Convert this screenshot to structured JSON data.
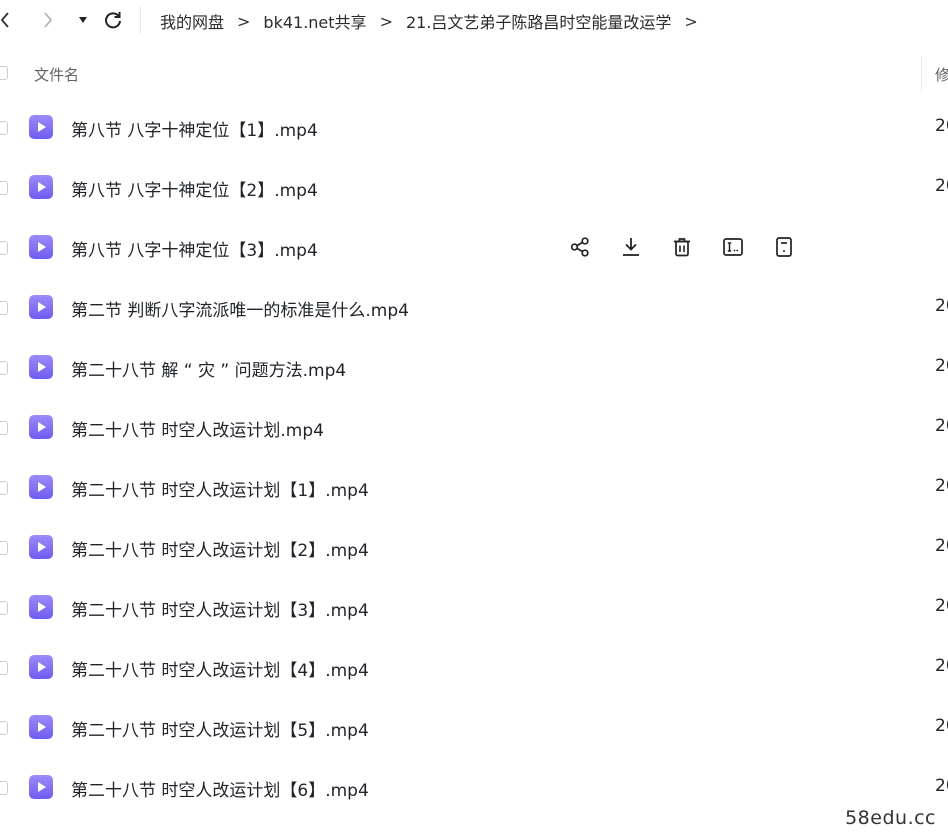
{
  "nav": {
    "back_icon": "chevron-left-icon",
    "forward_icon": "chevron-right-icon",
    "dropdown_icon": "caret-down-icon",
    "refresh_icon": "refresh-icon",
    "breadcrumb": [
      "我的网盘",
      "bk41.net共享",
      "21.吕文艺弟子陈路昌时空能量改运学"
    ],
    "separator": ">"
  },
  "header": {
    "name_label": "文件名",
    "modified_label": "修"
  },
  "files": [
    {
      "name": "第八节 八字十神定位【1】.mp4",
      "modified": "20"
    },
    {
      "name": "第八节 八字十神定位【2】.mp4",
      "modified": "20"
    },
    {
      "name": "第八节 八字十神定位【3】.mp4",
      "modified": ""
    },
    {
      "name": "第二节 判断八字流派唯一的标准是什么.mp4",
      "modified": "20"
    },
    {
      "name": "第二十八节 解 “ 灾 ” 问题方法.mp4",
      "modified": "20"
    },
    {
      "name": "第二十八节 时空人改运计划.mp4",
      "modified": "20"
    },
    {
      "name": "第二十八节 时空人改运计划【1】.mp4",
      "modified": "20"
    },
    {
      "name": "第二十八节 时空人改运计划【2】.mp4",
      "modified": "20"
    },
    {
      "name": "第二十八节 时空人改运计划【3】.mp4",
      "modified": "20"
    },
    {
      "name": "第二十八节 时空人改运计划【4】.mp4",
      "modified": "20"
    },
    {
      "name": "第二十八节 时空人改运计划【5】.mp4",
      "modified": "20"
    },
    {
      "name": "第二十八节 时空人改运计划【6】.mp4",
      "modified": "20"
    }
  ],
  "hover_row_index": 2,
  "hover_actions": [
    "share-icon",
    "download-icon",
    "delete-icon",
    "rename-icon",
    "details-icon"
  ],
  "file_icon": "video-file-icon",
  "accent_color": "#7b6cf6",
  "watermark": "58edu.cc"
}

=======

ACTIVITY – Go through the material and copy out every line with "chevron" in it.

ANSWER BELOW –
    "back_icon": "chevron-left-icon",
    "forward_icon": "chevron-right-icon",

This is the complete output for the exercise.